The move shocked the New Zealand Jewish community, which numbers fewer than 7,000. Although kosher meat can be imported from Australia, no chicken is allowed in. Fewer than 100 beef cattle and lambs and several thousand chickens were slaughtered by shechitah annually.

Sydney-based Rabbi Moshe Gutnick, who supervises kosher certification of products in New Zealand, described the ban as “outrageous.”

“Hunting is still permitted for deer and ducks, and that is certainly not humane,” he said. “The government, using flawed science, institutes a new code and the only people affected by this are the Jews. People are wondering what their real motivation is.”

His comments came as the European Parliament voted to mandate that all kosher meat on the continent be labeled “meat from slaughter without stunning” – a move blasted by some Jewish officials as discriminatory.
Meanwhile, the dustup in New Zealand over shechitah has sparked a rift with Australian Jewish leaders over its crisis management strategy.

“I’m terrified they’ve mismanaged it,” a senior Australian Jewish organizational leader said of New Zealand Jewry on condition of anonymity. “They just don’t have the expertise.”

In a diplomatically worded statement, the Executive Council of Australian Jewry said, “They are handling things in their own way and we are closely monitoring the situation. The denial of fundamental rights to kosher consumers in New Zealand has the potential for adverse effects further afield, including Australia.”

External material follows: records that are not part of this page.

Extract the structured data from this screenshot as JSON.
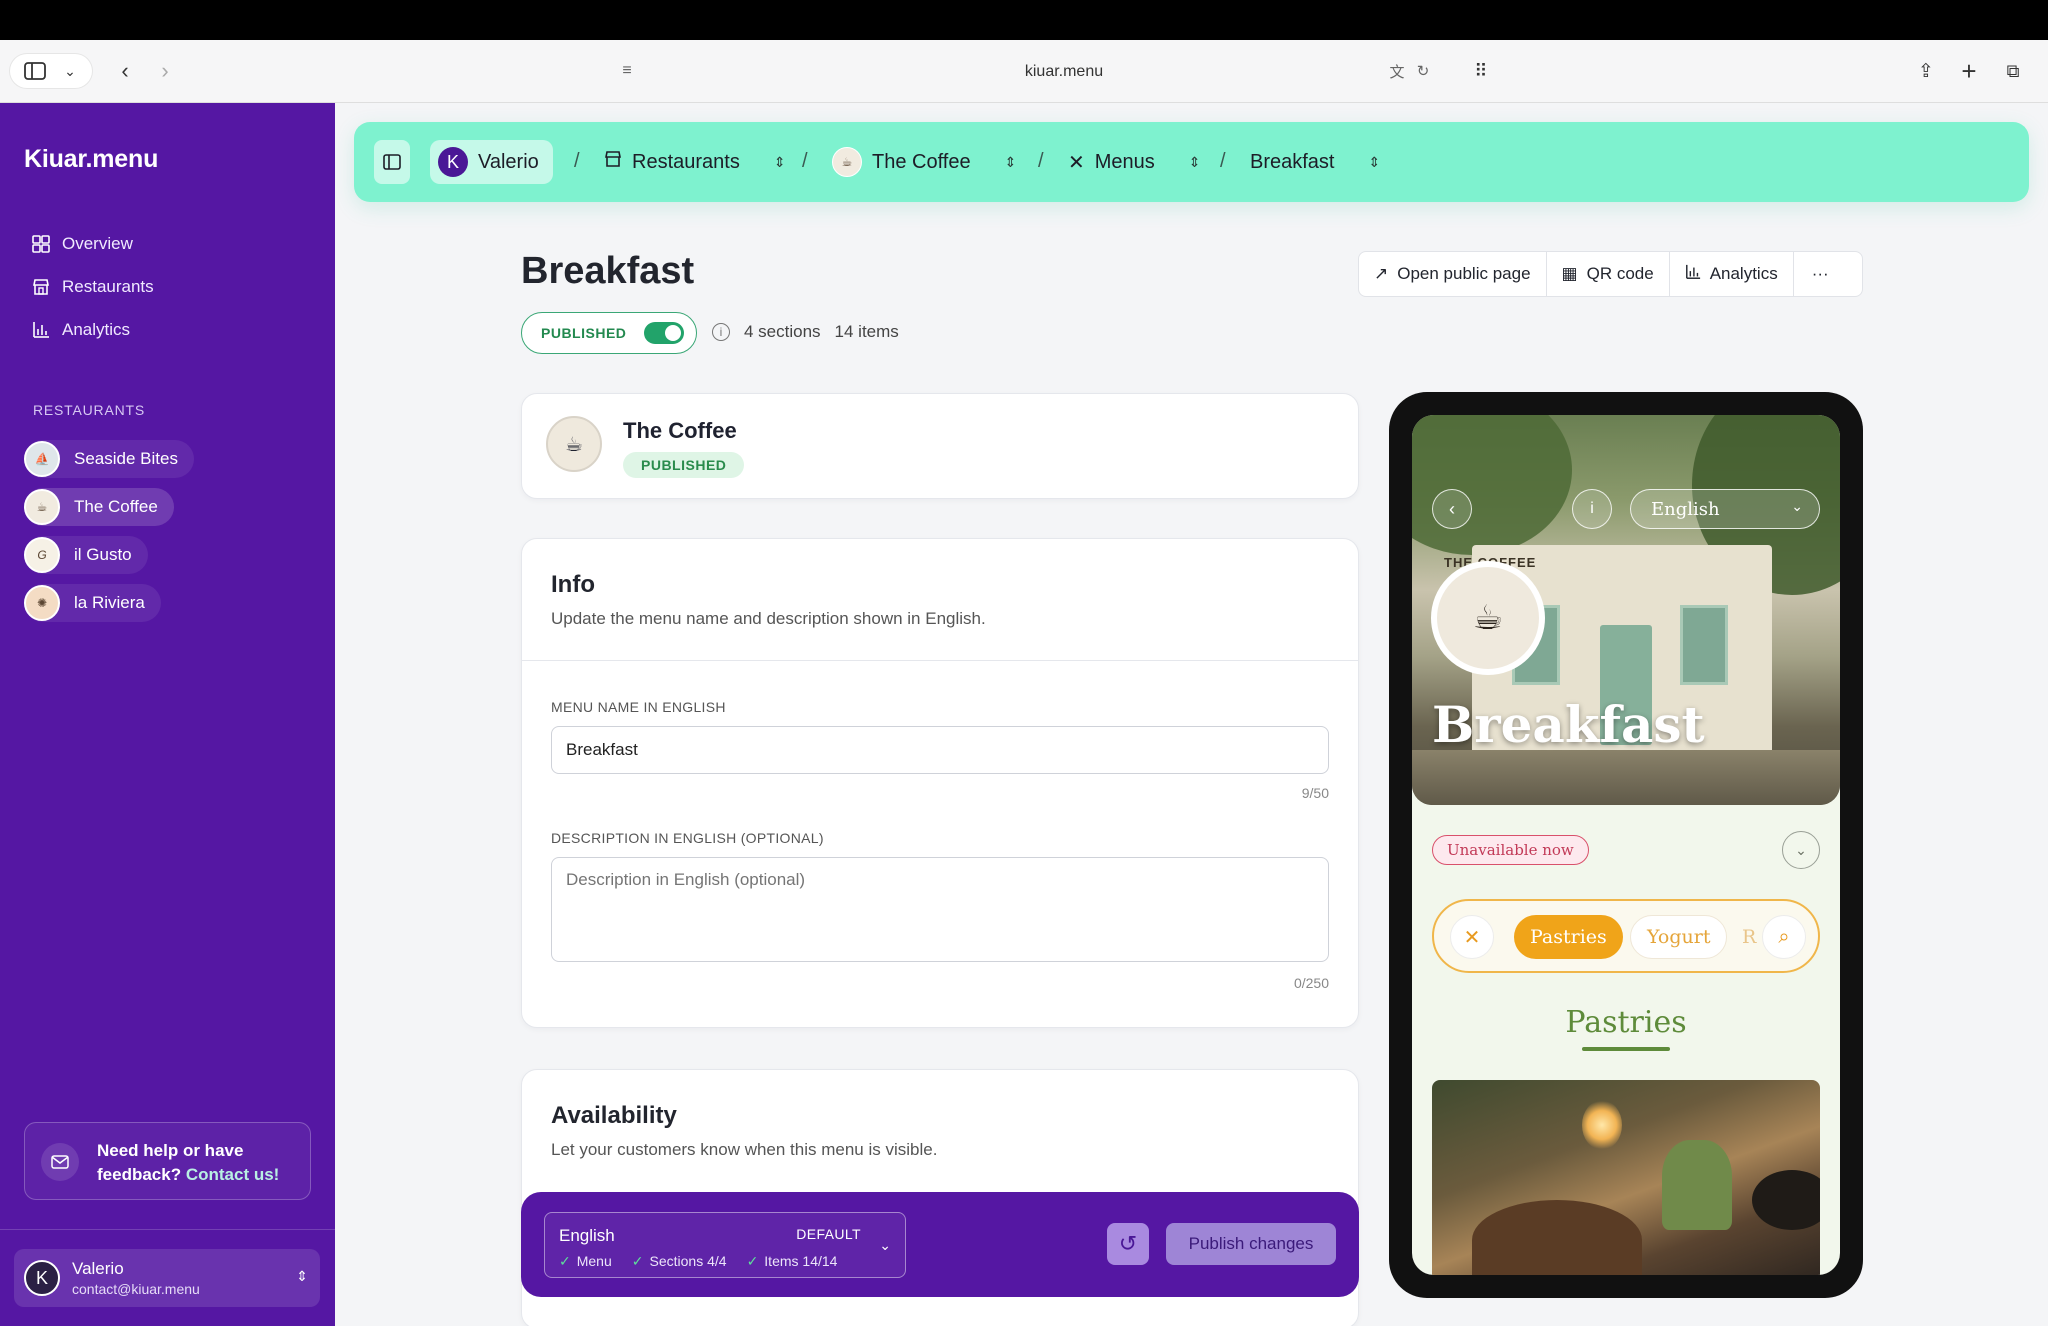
{
  "browser": {
    "url": "kiuar.menu"
  },
  "sidebar": {
    "brand": "Kiuar.menu",
    "nav": [
      {
        "label": "Overview",
        "icon": "grid-icon"
      },
      {
        "label": "Restaurants",
        "icon": "store-icon"
      },
      {
        "label": "Analytics",
        "icon": "bar-chart-icon"
      }
    ],
    "restaurants_heading": "RESTAURANTS",
    "restaurants": [
      {
        "name": "Seaside Bites"
      },
      {
        "name": "The Coffee"
      },
      {
        "name": "il Gusto"
      },
      {
        "name": "la Riviera"
      }
    ],
    "help": {
      "text": "Need help or have feedback?",
      "link": "Contact us!"
    },
    "user": {
      "initial": "K",
      "name": "Valerio",
      "email": "contact@kiuar.menu"
    }
  },
  "breadcrumb": {
    "user_initial": "K",
    "user": "Valerio",
    "restaurants": "Restaurants",
    "restaurant": "The Coffee",
    "menus": "Menus",
    "menu": "Breakfast"
  },
  "header": {
    "title": "Breakfast",
    "status": "PUBLISHED",
    "published": true,
    "sections": "4 sections",
    "items": "14 items",
    "actions": {
      "open_public": "Open public page",
      "qr": "QR code",
      "analytics": "Analytics"
    }
  },
  "restaurant_card": {
    "name": "The Coffee",
    "badge": "PUBLISHED"
  },
  "info": {
    "title": "Info",
    "subtitle": "Update the menu name and description shown in English.",
    "name_label": "MENU NAME IN ENGLISH",
    "name_value": "Breakfast",
    "name_counter": "9/50",
    "desc_label": "DESCRIPTION IN ENGLISH (OPTIONAL)",
    "desc_placeholder": "Description in English (optional)",
    "desc_counter": "0/250"
  },
  "availability": {
    "title": "Availability",
    "subtitle": "Let your customers know when this menu is visible."
  },
  "publish_bar": {
    "language": "English",
    "default_label": "DEFAULT",
    "check_menu": "Menu",
    "check_sections": "Sections 4/4",
    "check_items": "Items 14/14",
    "publish_label": "Publish changes"
  },
  "preview": {
    "language": "English",
    "title": "Breakfast",
    "sign": "THE COFFEE",
    "unavailable": "Unavailable now",
    "categories": [
      "Pastries",
      "Yogurt",
      "R"
    ],
    "section_title": "Pastries"
  }
}
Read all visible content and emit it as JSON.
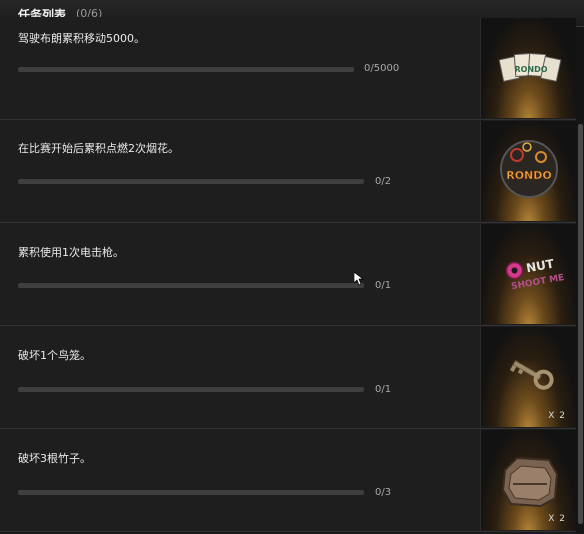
{
  "header": {
    "title": "任务列表",
    "count": "(0/6)"
  },
  "tasks": [
    {
      "text": "驾驶布朗累积移动5000。",
      "progress": "0/5000",
      "fraction": 0,
      "reward": "rondo-cards-icon",
      "qty": ""
    },
    {
      "text": "在比赛开始后累积点燃2次烟花。",
      "progress": "0/2",
      "fraction": 0,
      "reward": "rondo-firework-emblem-icon",
      "qty": ""
    },
    {
      "text": "累积使用1次电击枪。",
      "progress": "0/1",
      "fraction": 0,
      "reward": "donut-shoot-me-graffiti-icon",
      "qty": ""
    },
    {
      "text": "破坏1个鸟笼。",
      "progress": "0/1",
      "fraction": 0,
      "reward": "key-icon",
      "qty": "X 2"
    },
    {
      "text": "破坏3根竹子。",
      "progress": "0/3",
      "fraction": 0,
      "reward": "treasure-case-icon",
      "qty": "X 2"
    }
  ],
  "colors": {
    "background": "#1a1a1a",
    "bar_track": "#3f3f3f",
    "accent_gold": "#c9a24a"
  }
}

Shechitah UK chair Henry Grunwald said his organization, as well as British Chief Rabbi Jonathan Sacks, had been asked to assist with religious, legal and scientific advice.

Describing the new code as “an insult,” Grunwald wrote in the Jewish Chronicle, “It succumbs to the popular myth that shechitah is painful, ignoring ample evidence to the contrary.

“The risk of other Western democracies following New Zealand’s example is real,” he warned.

Rabbi Jeremy Lawrence, a former rabbi of the Auckland Hebrew Congregation, told JTA, “The decisions made in New Zealand will have ramifications on how shechitah is viewed the world over. This is a significant test case which is important we do not lose.”

Levy said attempts to resolve the crisis were continuing.

“If we can settle the matter politically, so much the better,” he said.

A number of legal avenues remained open, he noted. The ban appears to violate New Zealand’s Bill of Rights, which protects freedom of religion. It also could be in breach of the Animal Welfare Act, which contains provisions for religious rights, as well as the Human Rights Act, which protects against discrimination.

Carter reportedly apologized to the Jewish community last week for his June 14 speech, in which he said, “We may have upset a relatively small religious minority, and I do appreciate their strong feelings for this issue. But frankly I don’t think any animal should suffer in the slaughter process.”

Other countries that have banned shechitah include Iceland, Norway, Sweden and Switzerland.